"NHTSA failed the taxpayers and Toyota failed their customers," said the committee chairman.

The NHTSA administrator, David Strickland, had been scheduled to testify this morning but was "pulled" late last night by the Obama administration, according to committee staff members.

VIDEO: Committee hears testimony from victims and Toyota USA president Jim Lentz.
Toyota CEO to Testify

  A spokesman for ranking Republican member Rep. Darrell Issa of California, Kurt Bardella, said no explanation was offered for Strickland's sudden withdrawal by the Secretary of Transportation Ray LaHood.

"It's very obvious that there is an effort to circle the wagons and control who will speak to Congress and when," said Bardella. "If this committee fails to receive satisfactory answers today, we will not hesitate to convene a second hearing next week so we get the answers the American people are demanding."

While testifying before the committee today, LaHood defended NHTSA's defect investigations. "Every step of the way NHTSA has pushed Toyota to make sure consumers would be safe," he said. "We have not been sitting around on our hands."

As to allegations that an electronic or computer glitch may be a cause of some of the runaway cars, LaHood said, "We will get into the weeds on this to see if there is an electornic problem." It was only after a series of ABC News reports that NHTSA and Toyota began a series of intensive investigation of possible electronic issues.

Click Here for the Blotter Homepage.

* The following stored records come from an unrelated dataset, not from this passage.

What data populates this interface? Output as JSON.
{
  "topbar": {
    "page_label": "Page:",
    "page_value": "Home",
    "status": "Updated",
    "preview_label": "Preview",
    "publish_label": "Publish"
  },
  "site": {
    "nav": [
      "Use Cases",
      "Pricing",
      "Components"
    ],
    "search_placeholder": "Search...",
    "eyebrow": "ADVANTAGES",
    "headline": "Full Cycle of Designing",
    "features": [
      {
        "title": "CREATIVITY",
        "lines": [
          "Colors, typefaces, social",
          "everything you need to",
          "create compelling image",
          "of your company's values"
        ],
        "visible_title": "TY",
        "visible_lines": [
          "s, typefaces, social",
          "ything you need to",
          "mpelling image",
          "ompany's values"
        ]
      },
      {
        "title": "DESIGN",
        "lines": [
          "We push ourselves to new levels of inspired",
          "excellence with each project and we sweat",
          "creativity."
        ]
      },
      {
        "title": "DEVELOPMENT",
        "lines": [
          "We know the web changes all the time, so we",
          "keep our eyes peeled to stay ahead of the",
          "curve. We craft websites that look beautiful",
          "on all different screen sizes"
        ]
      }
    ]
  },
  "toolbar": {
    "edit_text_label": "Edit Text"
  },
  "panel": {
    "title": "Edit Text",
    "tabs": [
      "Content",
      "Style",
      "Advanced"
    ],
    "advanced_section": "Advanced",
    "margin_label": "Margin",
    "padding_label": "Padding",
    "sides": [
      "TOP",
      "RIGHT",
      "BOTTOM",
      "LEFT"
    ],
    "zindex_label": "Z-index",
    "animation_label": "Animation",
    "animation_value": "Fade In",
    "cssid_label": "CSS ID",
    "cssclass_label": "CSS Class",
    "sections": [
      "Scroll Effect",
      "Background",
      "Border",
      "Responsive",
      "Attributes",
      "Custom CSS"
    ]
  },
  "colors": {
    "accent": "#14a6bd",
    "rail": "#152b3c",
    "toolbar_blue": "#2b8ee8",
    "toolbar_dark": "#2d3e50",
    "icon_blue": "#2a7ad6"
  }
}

-- This embed didnt make it to copy for story id = 9929661. -- This embed didnt make it to copy for story id = 9929661. -- This embed didnt make it to copy for story id = 9929661. -- This embed didnt make it to copy for story id = 9929661. -- This embed didnt make it to copy for story id = 9929661. -- This embed didnt make it to copy for story id = 9929661.
Join the Discussion
You are using an outdated version of Internet Explorer. Please click here to upgrade your browser in order to comment.
blog comments powered by Disqus
You Might Also Like...
See It, Share It
Lisa Kudrow
Seth Poppel/Yearbook Library | Getty Images
PHOTO: Salvager Eric Schmitt was combing through the wreckage of a convoy of Spanish ships that sank off the coast of Florida in 1715 when he discovered a missing piece from a gold Pyx.
Courtesy 1715 Fleet - Queens Jewels, LLC
PHOTO: Motorists were startled when an axe from a dump truck in front of them flew at their windshield.
Massachusetts State Police/Facebook